The most recent chapter in the Silk Road’s history is not one of trade, but expansion of power and territories between the Russian and British Indian empires during the 19th century. The Chinese Qing dynasty were unable to prevent the “Great Game” being played out in front of its eyes. The Great Game was a term used to define the imperial rivalries and ambitions of 19th century Russia and Britain, during which the Russians expanded into Central Asia and the British sought to influence Afghanistan and Tibet. Each side did however use the promise of trade and a share of the other empire’s riches to curry favour with the local tribes and peoples caught up in the middle of this battlefield. It was indeed during this period that much of the region’s past was re-discovered and many famous explorers such as Sven Hedin, Sir Aurel Stein and Albert Von Le Coq began to remove the treasures they discovered for further study. Fortunately not all the treasures were removed before the governments prohibited such activity though a good deal are still found in the British Museum, Delhi and Berlin. For a long time the Chinese refused to restore and protect the treasures of their past, but that changed after the formation of the People’s Republic in 1949.

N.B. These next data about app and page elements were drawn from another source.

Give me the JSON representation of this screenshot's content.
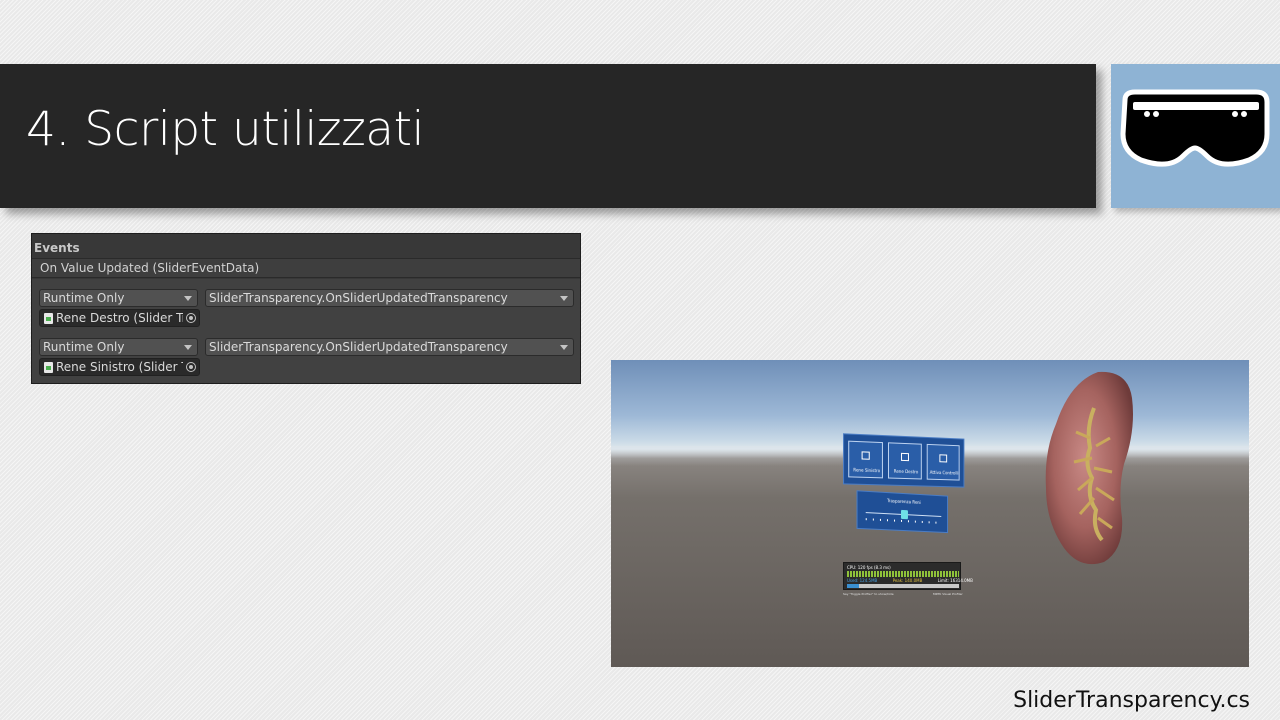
{
  "slide": {
    "title": "4. Script utilizzati",
    "footer": "SliderTransparency.cs",
    "logo_icon": "mixed-reality-headset-icon",
    "colors": {
      "title_bar": "#262626",
      "logo_background": "#8eb3d4",
      "page_background": "#e9e9e9"
    }
  },
  "inspector": {
    "section_label": "Events",
    "event_name": "On Value Updated (SliderEventData)",
    "listeners": [
      {
        "runtime_mode": "Runtime Only",
        "function": "SliderTransparency.OnSliderUpdatedTransparency",
        "target_object": "Rene Destro (Slider Tr"
      },
      {
        "runtime_mode": "Runtime Only",
        "function": "SliderTransparency.OnSliderUpdatedTransparency",
        "target_object": "Rene Sinistro (Slider T"
      }
    ]
  },
  "scene_preview": {
    "menu_buttons": [
      "Rene Sinistro",
      "Rene Destro",
      "Attiva Controlli"
    ],
    "slider_title": "Trasparenza Reni",
    "slider_value": 0.5,
    "profiler": {
      "cpu_text": "CPU: 120 fps (8.3 ms)",
      "used_text": "Used: 124.5MB",
      "peak_text": "Peak: 140.0MB",
      "limit_text": "Limit: 16314.0MB"
    },
    "hint_left": "Say \"Toggle Profiler\" to show/hide",
    "hint_right": "MRTK Visual Profiler"
  }
}
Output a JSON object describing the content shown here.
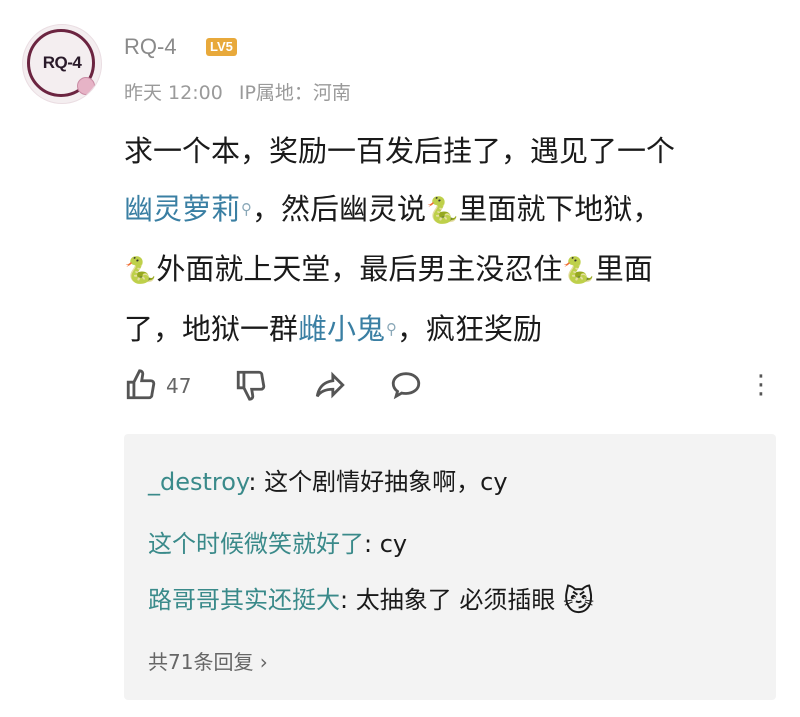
{
  "user": {
    "avatar_text": "RQ-4",
    "name": "RQ-4",
    "level": "LV5",
    "date": "昨天 12:00",
    "ip_location": "IP属地：河南"
  },
  "comment": {
    "line1": "求一个本，奖励一百发后挂了，遇见了一个",
    "kw1": "幽灵萝莉",
    "line2_a": "，然后幽灵说",
    "line2_b": "里面就下地狱，",
    "line3_a": "外面就上天堂，最后男主没忍住",
    "line3_b": "里面",
    "line4_a": "了，地狱一群",
    "kw2": "雌小鬼",
    "line4_b": "，疯狂奖励",
    "snake_glyph": "🐍"
  },
  "actions": {
    "like_count": "47",
    "icons": [
      "thumb-up-icon",
      "thumb-down-icon",
      "share-icon",
      "comment-icon",
      "more-icon"
    ]
  },
  "replies": [
    {
      "author": "_destroy",
      "text": ": 这个剧情好抽象啊，cy"
    },
    {
      "author": "这个时候微笑就好了",
      "text": ": cy"
    },
    {
      "author": "路哥哥其实还挺大",
      "text": ": 太抽象了 必须插眼"
    }
  ],
  "reply_emoji": "😼",
  "total_replies": "共71条回复 ›",
  "colors": {
    "keyword": "#3a7fa3",
    "author": "#3a8a8a",
    "level_badge": "#e8a93b"
  }
}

Nowadays there are ongoing attempts to restore and preserve the ancient monuments along the route. The Chinese have contributed at least $1 million to projects in the area. Since the opening up of the USSR, trade is beginning to flow again in Central Asia. But most of this trade is not silk or furs, but of newly discovered oil in Azerbaijan, Kazakhstan, Turkmenistan and Mongolia. In true Great Game tradition, a new struggle for influence is re-emerging once again on the plains of Central Asia. The stage remains the same as ever but no longer are the British the key players. This time the Iranians and Chinese are trying to out manoeuvre the United States (and of course the Russians) economically using pipeline proposals and the like, rather than militarily might. The new Great Game has begun in earnest and the history of the Silk Road is by no means over.
Various references and resources were used in compiling this detailed history of the Silk Roads. To view these resources, please visit the resources page.
© 2006 Nick Rowan